[PROMPT]: Show every line of the material that follows in which the word "this" occurs.

[MATERIAL SHOWN]:
------------

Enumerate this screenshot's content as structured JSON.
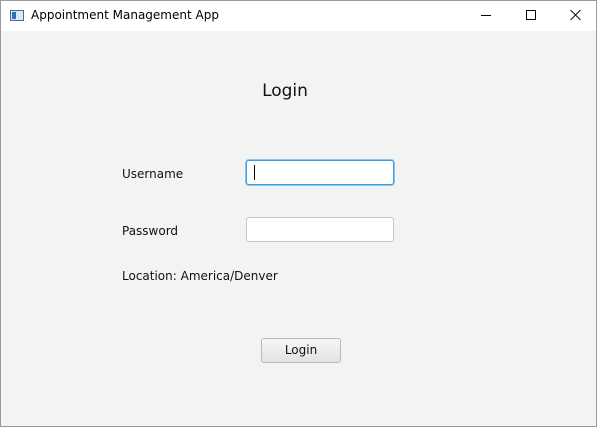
{
  "window": {
    "title": "Appointment Management App",
    "icon": "app-window-icon"
  },
  "titlebar_buttons": {
    "minimize_icon": "minimize-icon",
    "maximize_icon": "maximize-icon",
    "close_icon": "close-icon"
  },
  "form": {
    "heading": "Login",
    "username_label": "Username",
    "username_value": "",
    "password_label": "Password",
    "password_value": "",
    "location_text": "Location: America/Denver",
    "login_button_label": "Login"
  },
  "colors": {
    "focus_border": "#3a9bd9",
    "window_background": "#f3f3f3"
  }
}
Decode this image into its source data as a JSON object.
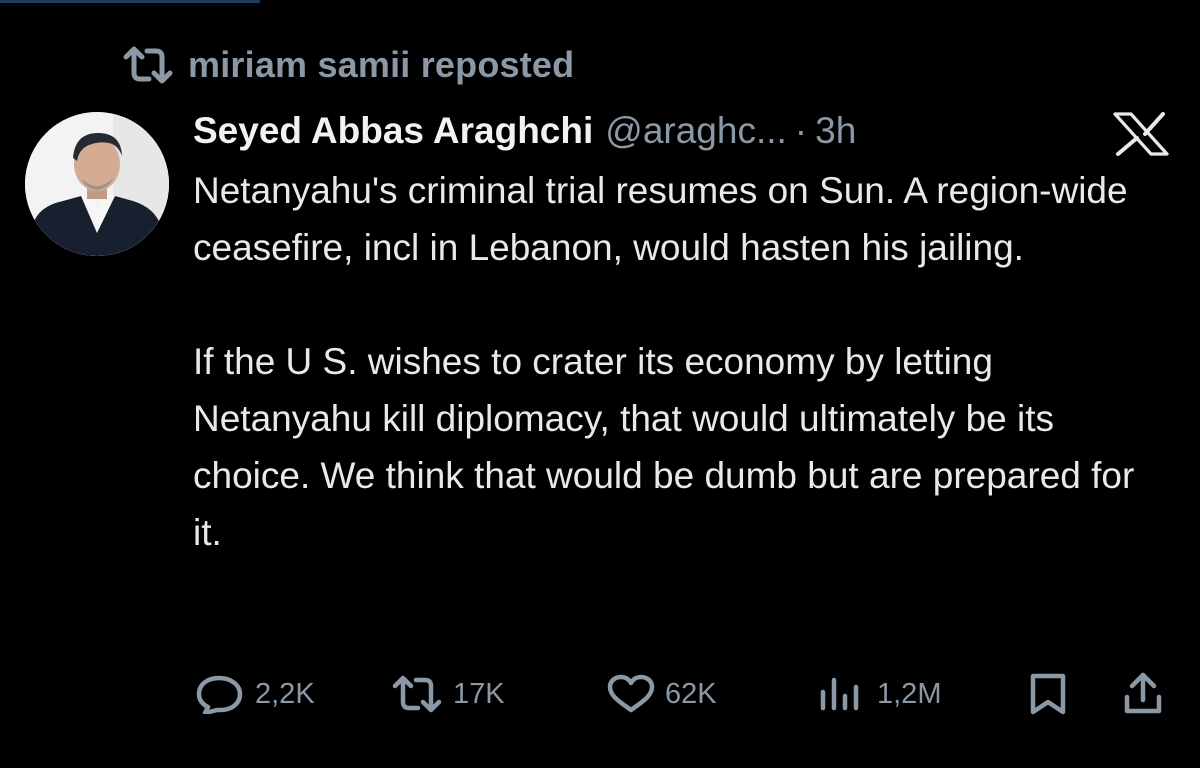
{
  "repost": {
    "label": "miriam samii reposted"
  },
  "tweet": {
    "display_name": "Seyed Abbas Araghchi",
    "handle": "@araghc...",
    "separator": "·",
    "time": "3h",
    "paragraphs": [
      "Netanyahu's criminal trial resumes on Sun. A region-wide ceasefire, incl in Lebanon, would hasten his jailing.",
      "If the U S. wishes to crater its economy by letting Netanyahu kill diplomacy, that would ultimately be its choice. We think that would be dumb but are prepared for it."
    ]
  },
  "actions": {
    "replies": "2,2K",
    "reposts": "17K",
    "likes": "62K",
    "views": "1,2M"
  },
  "icons": {
    "repost": "repost-icon",
    "platform": "x-logo-icon",
    "reply": "reply-icon",
    "like": "heart-icon",
    "views": "views-icon",
    "bookmark": "bookmark-icon",
    "share": "share-icon"
  },
  "colors": {
    "background": "#000000",
    "text_primary": "#e7e9ea",
    "text_secondary": "#8b98a5"
  }
}
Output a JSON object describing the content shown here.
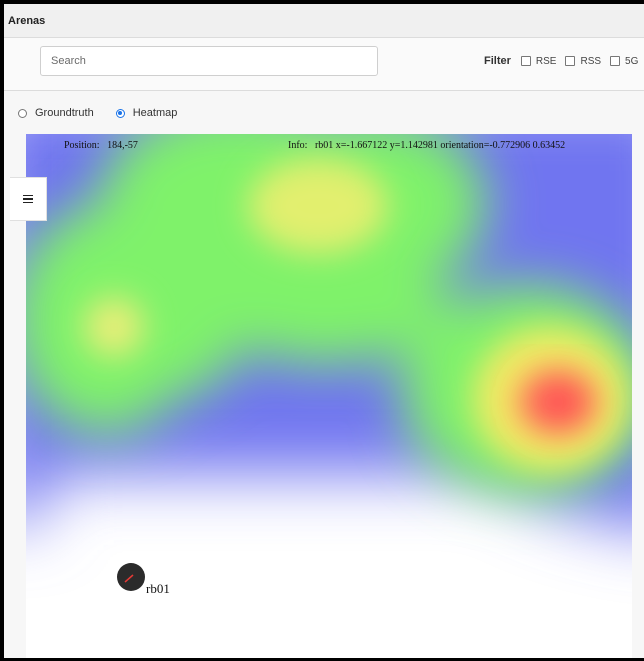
{
  "window": {
    "title": "Arenas"
  },
  "search": {
    "placeholder": "Search",
    "value": ""
  },
  "filter": {
    "label": "Filter",
    "options": [
      {
        "label": "RSE",
        "checked": false
      },
      {
        "label": "RSS",
        "checked": false
      },
      {
        "label": "5G",
        "checked": false
      }
    ]
  },
  "view_mode": {
    "options": [
      {
        "label": "Groundtruth",
        "selected": false
      },
      {
        "label": "Heatmap",
        "selected": true
      }
    ]
  },
  "map": {
    "position_label": "Position:",
    "position_value": "184,-57",
    "info_label": "Info:",
    "info_value": "rb01 x=-1.667122 y=1.142981 orientation=-0.772906 0.63452",
    "robot_name": "rb01",
    "robot_color": "#2b2b2b",
    "robot_heading_color": "#e53935",
    "heatmap_colors": [
      "#6f74f0",
      "#7ff26a",
      "#e2ef6e",
      "#ff5a5a"
    ]
  },
  "menu": {
    "icon": "hamburger-icon"
  }
}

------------

[YOUR RESPONSE]:
Enumerate this screenshot's content as structured JSON.
Decode this image into its source data as a JSON object.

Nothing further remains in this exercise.